The lemurs were observed for a one year using an Instantaneous Focal Sampling Method every 5 minutes and an All Occurrences Method for rare behaviours. Perceived predation risk was evaluated indirectly in terms of frequencies of anti-predator strategies (alarm calls and scanning) used by the lemurs during feeding and resting sessions. I used as predictors the exposure in tree crowns, the exposure within the forest canopy, the party size, the distance travelled, and physiological stress. Perceived predation risk, the response variables, and all the predictors were modelled using a General Linear Model.
Furthermore, in order to elucidate the function of the unusual adult sex ratio in Eulemur collaris, which shows a multimale-multifemale social structure, the possible anti-predator role of the “extra-males” both for vigilance and as “sentinels” to better defend the offspring was tested by analysing the effect of sex, rank and presence of infants both on scanning frequencies and alarm rates, by using a Repeated Measures ANOVA model.
A significant difference in terms of scanning rate was found between groups during feeding. The exposure on the crown and party size had a significant effect on alarm rates during feeding. No significant effect of the exposure in the canopy was found in terms of perceived predation risk. Daily path length had a significant effect during feeding both on alarm rates and scanning frequencies. Physiological stress had a significant effect on alarm rate during feeding.
This findings seems to confirm the hypothesis that in fragmented habitats animals have to accurately evaluate costs and benefits of their survival strategies, in order to cope simultaneously with their perceived predation risk and with scarcity and patchily distribution of food resources, by making a choice accordingly to their constraints. This is further supported by the negative correlation found in the present study between time spent feeding and time spent for predator vigilance: indeed, in order to maximize their food intake, E. collaris seems to minimize the scanning frequencies during feeding, preferring to rather rely on some "sentinel" individuals that perform anti-predator alarm calls.
No one of the social correlates considered in the analysis (sex, rank, presence of offspring) had a significant differences in terms of alarm rates or scanning frequencies. This finding does not support the possible anti-predator role of the extra-males for a better defence of infants against predators.
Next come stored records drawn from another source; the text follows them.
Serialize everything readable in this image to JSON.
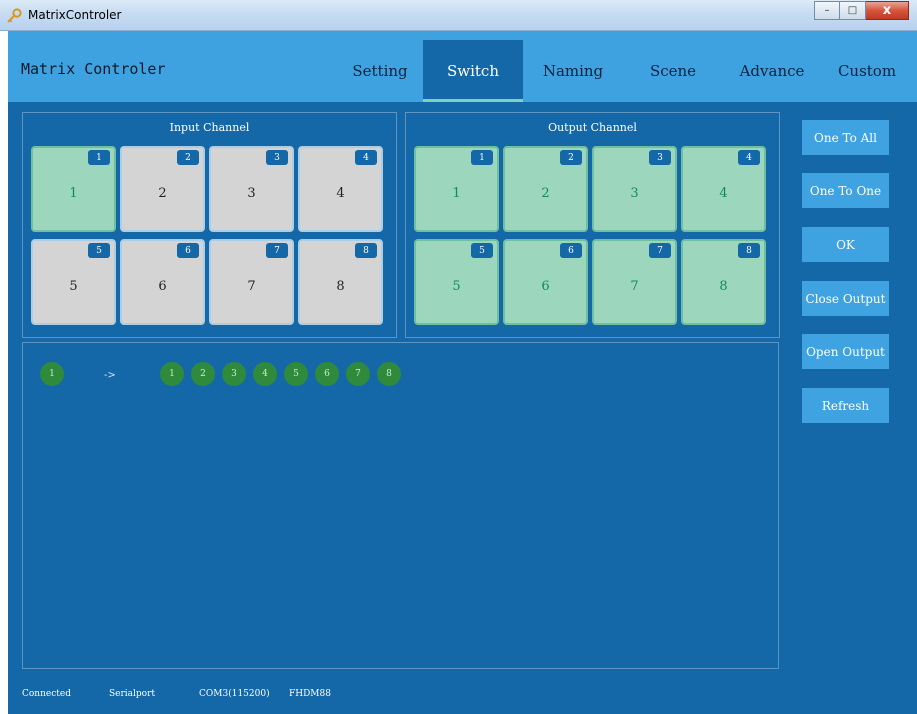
{
  "window": {
    "title": "MatrixControler",
    "controls": {
      "minimize": "–",
      "maximize": "□",
      "close": "x"
    }
  },
  "header": {
    "app_title": "Matrix Controler",
    "tabs": [
      "Setting",
      "Switch",
      "Naming",
      "Scene",
      "Advance",
      "Custom"
    ],
    "active_tab": "Switch"
  },
  "input_panel": {
    "title": "Input Channel",
    "tiles": [
      {
        "badge": "1",
        "label": "1",
        "selected": true
      },
      {
        "badge": "2",
        "label": "2",
        "selected": false
      },
      {
        "badge": "3",
        "label": "3",
        "selected": false
      },
      {
        "badge": "4",
        "label": "4",
        "selected": false
      },
      {
        "badge": "5",
        "label": "5",
        "selected": false
      },
      {
        "badge": "6",
        "label": "6",
        "selected": false
      },
      {
        "badge": "7",
        "label": "7",
        "selected": false
      },
      {
        "badge": "8",
        "label": "8",
        "selected": false
      }
    ]
  },
  "output_panel": {
    "title": "Output Channel",
    "tiles": [
      {
        "badge": "1",
        "label": "1",
        "selected": true
      },
      {
        "badge": "2",
        "label": "2",
        "selected": true
      },
      {
        "badge": "3",
        "label": "3",
        "selected": true
      },
      {
        "badge": "4",
        "label": "4",
        "selected": true
      },
      {
        "badge": "5",
        "label": "5",
        "selected": true
      },
      {
        "badge": "6",
        "label": "6",
        "selected": true
      },
      {
        "badge": "7",
        "label": "7",
        "selected": true
      },
      {
        "badge": "8",
        "label": "8",
        "selected": true
      }
    ]
  },
  "mapping": {
    "input": "1",
    "arrow": "->",
    "outputs": [
      "1",
      "2",
      "3",
      "4",
      "5",
      "6",
      "7",
      "8"
    ]
  },
  "side_buttons": [
    "One To All",
    "One To One",
    "OK",
    "Close Output",
    "Open Output",
    "Refresh"
  ],
  "status": {
    "connection": "Connected",
    "port_type": "Serialport",
    "port": "COM3(115200)",
    "device": "FHDM88"
  },
  "colors": {
    "header_bg": "#3ea1e0",
    "app_bg": "#1568a8",
    "tile_selected": "#9bd6bd",
    "tile_idle": "#d4d4d4",
    "mapping_dot": "#2f8a3b"
  }
}
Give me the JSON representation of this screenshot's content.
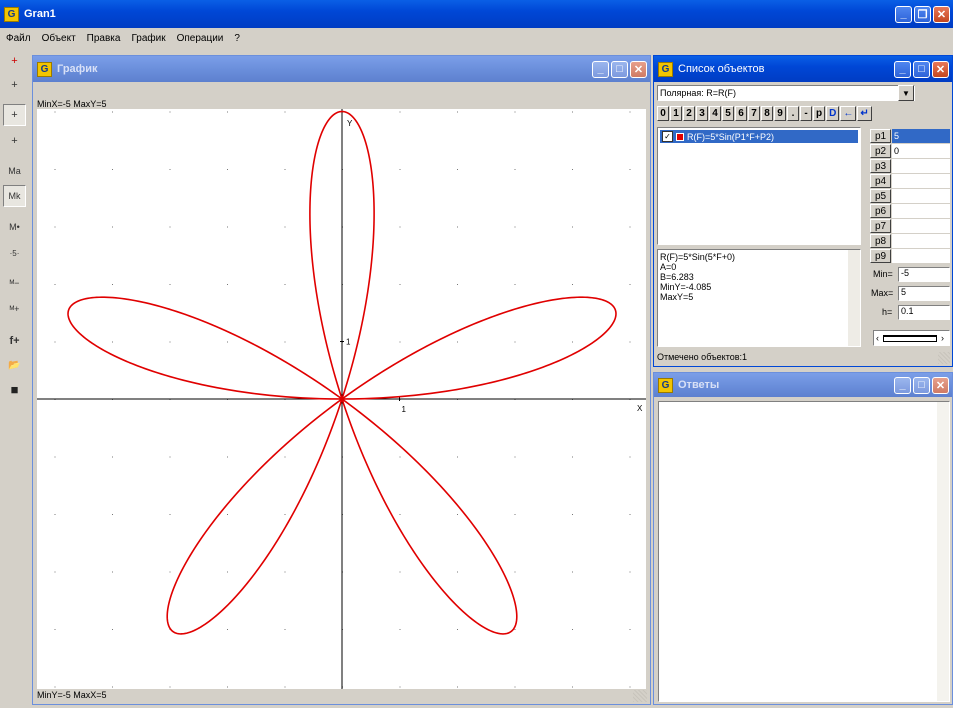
{
  "app": {
    "title": "Gran1"
  },
  "menu": [
    "Файл",
    "Объект",
    "Правка",
    "График",
    "Операции",
    "?"
  ],
  "toolbar": [
    {
      "icon": "axes-icon",
      "glyph": "+"
    },
    {
      "icon": "cross-icon",
      "glyph": "+"
    },
    {
      "icon": "axes-small-icon",
      "glyph": "+"
    },
    {
      "icon": "axes-skew-icon",
      "glyph": "+"
    },
    {
      "icon": "scale-a-icon",
      "glyph": "Ma"
    },
    {
      "icon": "scale-k-icon",
      "glyph": "Mk"
    },
    {
      "icon": "scale-dot-icon",
      "glyph": "M•"
    },
    {
      "icon": "scale-grid-icon",
      "glyph": "·5·"
    },
    {
      "icon": "zoom-out-icon",
      "glyph": "ᴹ−"
    },
    {
      "icon": "zoom-in-icon",
      "glyph": "ᴹ+"
    },
    {
      "icon": "add-function-icon",
      "glyph": "f+"
    },
    {
      "icon": "open-folder-icon",
      "glyph": "📂"
    },
    {
      "icon": "save-disk-icon",
      "glyph": "■"
    }
  ],
  "graph_window": {
    "title": "График",
    "top_status": "MinX=-5  MaxY=5",
    "bottom_status": "MinY=-5  MaxX=5",
    "axis_x_label": "X",
    "axis_y_label": "Y",
    "tick_x_label": "1",
    "tick_y_label": "1"
  },
  "chart_data": {
    "type": "polar",
    "function": "R(F)=5*Sin(5*F+0)",
    "a": 5,
    "k": 5,
    "theta_range": [
      0,
      6.283
    ],
    "xlim": [
      -5,
      5
    ],
    "ylim": [
      -5,
      5
    ],
    "xlabel": "X",
    "ylabel": "Y",
    "grid": "dotted",
    "curve_color": "#e00000"
  },
  "objects_window": {
    "title": "Список объектов",
    "type_select": "Полярная: R=R(F)",
    "keypad": [
      "0",
      "1",
      "2",
      "3",
      "4",
      "5",
      "6",
      "7",
      "8",
      "9",
      ".",
      "-",
      "p",
      "D",
      "←",
      "↵"
    ],
    "object_item": "R(F)=5*Sin(P1*F+P2)",
    "params": [
      {
        "label": "p1",
        "value": "5"
      },
      {
        "label": "p2",
        "value": "0"
      },
      {
        "label": "p3",
        "value": ""
      },
      {
        "label": "p4",
        "value": ""
      },
      {
        "label": "p5",
        "value": ""
      },
      {
        "label": "p6",
        "value": ""
      },
      {
        "label": "p7",
        "value": ""
      },
      {
        "label": "p8",
        "value": ""
      },
      {
        "label": "p9",
        "value": ""
      }
    ],
    "info_lines": [
      "R(F)=5*Sin(5*F+0)",
      "A=0",
      "B=6.283",
      "MinY=-4.085",
      "MaxY=5"
    ],
    "min_label": "Min=",
    "min_value": "-5",
    "max_label": "Max=",
    "max_value": "5",
    "h_label": "h=",
    "h_value": "0.1",
    "status": "Отмечено объектов:1"
  },
  "answers_window": {
    "title": "Ответы"
  },
  "colors": {
    "titlebar": "#0047d6",
    "curve": "#e00000",
    "face": "#d4d0c8"
  }
}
Primate conservation strategies should take into account the role of predation in fragmented habitats. The present study is consistent with the most recent researches which underlined the necessity to evaluate the simultaneous effect distribution and availability of resources and lemurs' landscape of fear in fragmented habitats.
In fact, even when the animals are able to survive on available resources, potential extirpation due to predation events may have profound consequence for the ecosystem being recolonization less likely in forest fragments.